Exercise inputs:
##########
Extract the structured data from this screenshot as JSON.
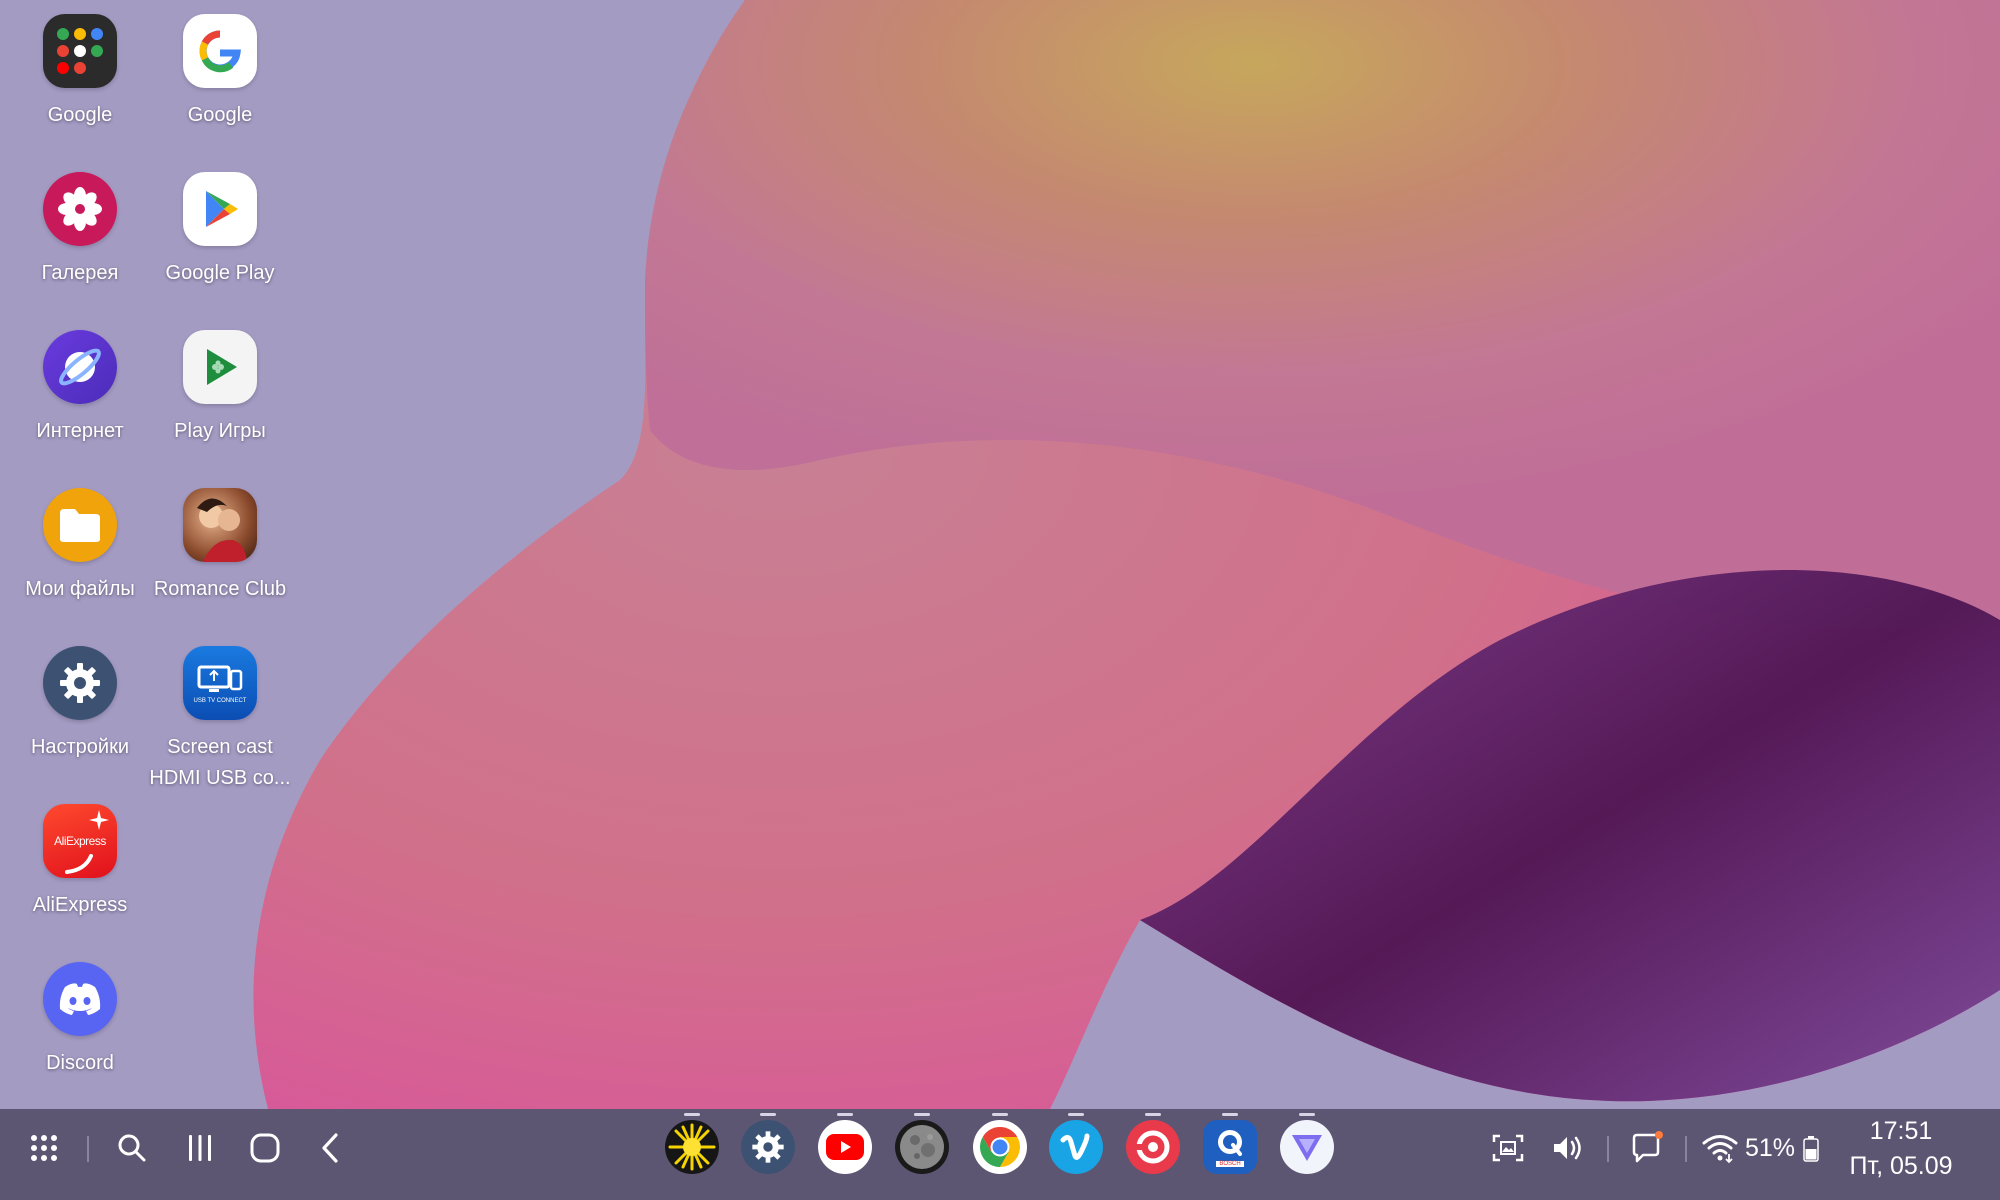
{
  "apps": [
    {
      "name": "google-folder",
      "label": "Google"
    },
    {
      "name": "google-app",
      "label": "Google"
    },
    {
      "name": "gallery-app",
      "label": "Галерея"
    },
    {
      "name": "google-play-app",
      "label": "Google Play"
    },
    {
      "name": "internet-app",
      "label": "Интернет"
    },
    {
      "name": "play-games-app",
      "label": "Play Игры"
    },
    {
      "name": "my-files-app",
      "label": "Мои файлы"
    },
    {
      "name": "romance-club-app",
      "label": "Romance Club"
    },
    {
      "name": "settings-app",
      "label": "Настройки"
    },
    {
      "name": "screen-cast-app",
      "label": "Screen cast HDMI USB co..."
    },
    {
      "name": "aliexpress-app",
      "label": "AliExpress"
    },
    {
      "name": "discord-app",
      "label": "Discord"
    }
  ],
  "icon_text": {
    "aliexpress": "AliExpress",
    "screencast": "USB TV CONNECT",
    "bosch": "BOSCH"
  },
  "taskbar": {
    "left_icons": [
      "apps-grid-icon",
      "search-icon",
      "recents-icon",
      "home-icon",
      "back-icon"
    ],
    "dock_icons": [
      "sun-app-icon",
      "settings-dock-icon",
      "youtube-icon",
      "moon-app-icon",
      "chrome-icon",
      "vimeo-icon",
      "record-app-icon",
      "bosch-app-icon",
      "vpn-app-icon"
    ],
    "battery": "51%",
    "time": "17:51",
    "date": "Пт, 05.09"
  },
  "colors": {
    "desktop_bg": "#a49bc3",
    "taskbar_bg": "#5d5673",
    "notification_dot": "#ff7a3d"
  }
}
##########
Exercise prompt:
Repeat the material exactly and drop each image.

Task response:
Extract the structured data from this screenshot as JSON.
{
  "apps": [
    {
      "name": "google-folder",
      "label": "Google"
    },
    {
      "name": "google-app",
      "label": "Google"
    },
    {
      "name": "gallery-app",
      "label": "Галерея"
    },
    {
      "name": "google-play-app",
      "label": "Google Play"
    },
    {
      "name": "internet-app",
      "label": "Интернет"
    },
    {
      "name": "play-games-app",
      "label": "Play Игры"
    },
    {
      "name": "my-files-app",
      "label": "Мои файлы"
    },
    {
      "name": "romance-club-app",
      "label": "Romance Club"
    },
    {
      "name": "settings-app",
      "label": "Настройки"
    },
    {
      "name": "screen-cast-app",
      "label": "Screen cast HDMI USB co..."
    },
    {
      "name": "aliexpress-app",
      "label": "AliExpress"
    },
    {
      "name": "discord-app",
      "label": "Discord"
    }
  ],
  "icon_text": {
    "aliexpress": "AliExpress",
    "screencast": "USB TV CONNECT",
    "bosch": "BOSCH"
  },
  "taskbar": {
    "left_icons": [
      "apps-grid-icon",
      "search-icon",
      "recents-icon",
      "home-icon",
      "back-icon"
    ],
    "dock_icons": [
      "sun-app-icon",
      "settings-dock-icon",
      "youtube-icon",
      "moon-app-icon",
      "chrome-icon",
      "vimeo-icon",
      "record-app-icon",
      "bosch-app-icon",
      "vpn-app-icon"
    ],
    "battery": "51%",
    "time": "17:51",
    "date": "Пт, 05.09"
  },
  "colors": {
    "desktop_bg": "#a49bc3",
    "taskbar_bg": "#5d5673",
    "notification_dot": "#ff7a3d"
  }
}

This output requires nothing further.